> **Required work**: An image-free, exact copy of the records below is required.

Items from an interface collection
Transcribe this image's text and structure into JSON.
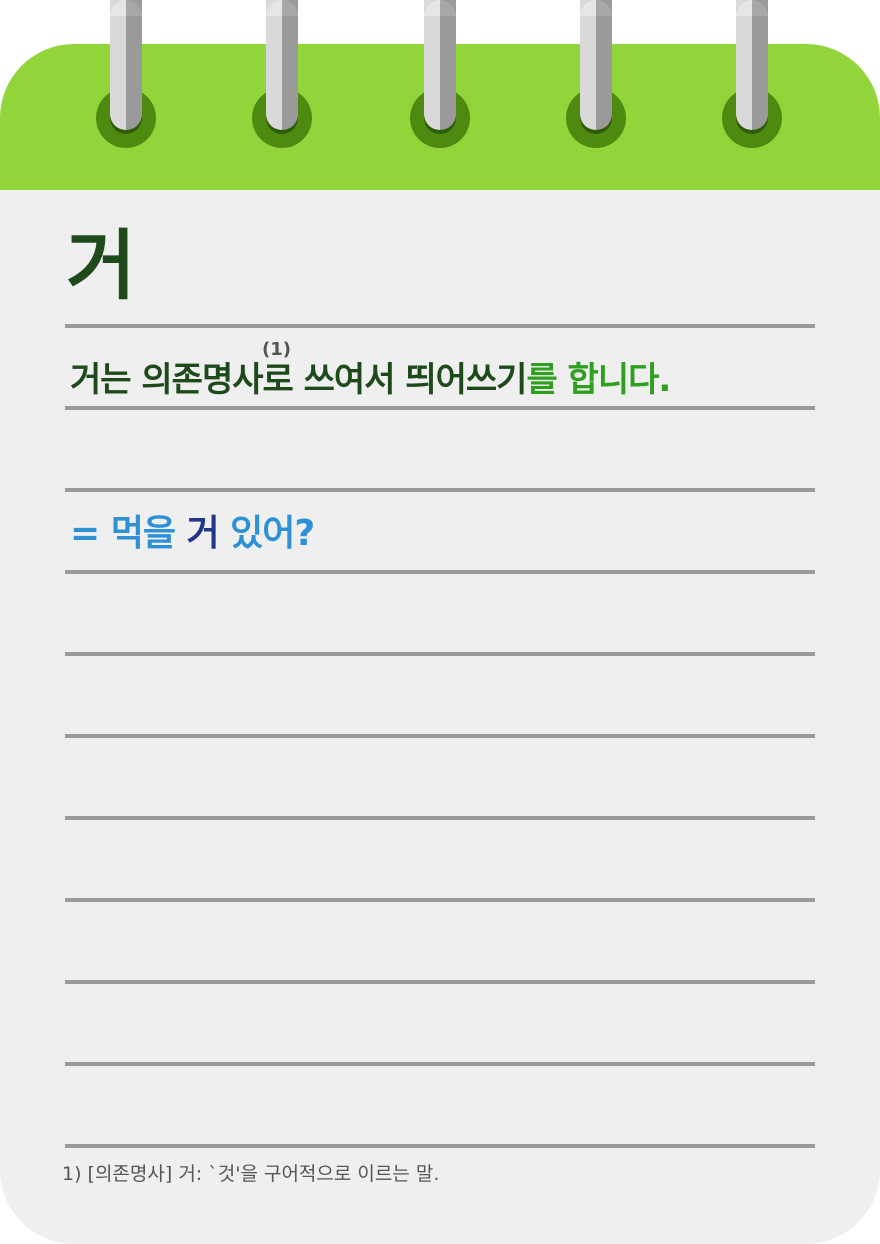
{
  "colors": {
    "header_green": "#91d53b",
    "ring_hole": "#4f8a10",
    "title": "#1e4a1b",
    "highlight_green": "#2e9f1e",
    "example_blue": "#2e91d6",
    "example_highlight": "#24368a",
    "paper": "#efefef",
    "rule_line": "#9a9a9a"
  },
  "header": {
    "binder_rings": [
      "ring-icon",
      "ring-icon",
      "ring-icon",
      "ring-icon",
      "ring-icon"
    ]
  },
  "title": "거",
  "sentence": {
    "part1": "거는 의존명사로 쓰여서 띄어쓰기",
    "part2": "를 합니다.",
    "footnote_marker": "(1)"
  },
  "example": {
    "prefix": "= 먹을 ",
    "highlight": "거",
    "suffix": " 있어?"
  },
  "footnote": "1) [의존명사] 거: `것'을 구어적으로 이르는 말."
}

> **Solution for this exercise**:
Transcribe this image's text and structure into JSON.
{
  "colors": {
    "header_green": "#91d53b",
    "ring_hole": "#4f8a10",
    "title": "#1e4a1b",
    "highlight_green": "#2e9f1e",
    "example_blue": "#2e91d6",
    "example_highlight": "#24368a",
    "paper": "#efefef",
    "rule_line": "#9a9a9a"
  },
  "header": {
    "binder_rings": [
      "ring-icon",
      "ring-icon",
      "ring-icon",
      "ring-icon",
      "ring-icon"
    ]
  },
  "title": "거",
  "sentence": {
    "part1": "거는 의존명사로 쓰여서 띄어쓰기",
    "part2": "를 합니다.",
    "footnote_marker": "(1)"
  },
  "example": {
    "prefix": "= 먹을 ",
    "highlight": "거",
    "suffix": " 있어?"
  },
  "footnote": "1) [의존명사] 거: `것'을 구어적으로 이르는 말."
}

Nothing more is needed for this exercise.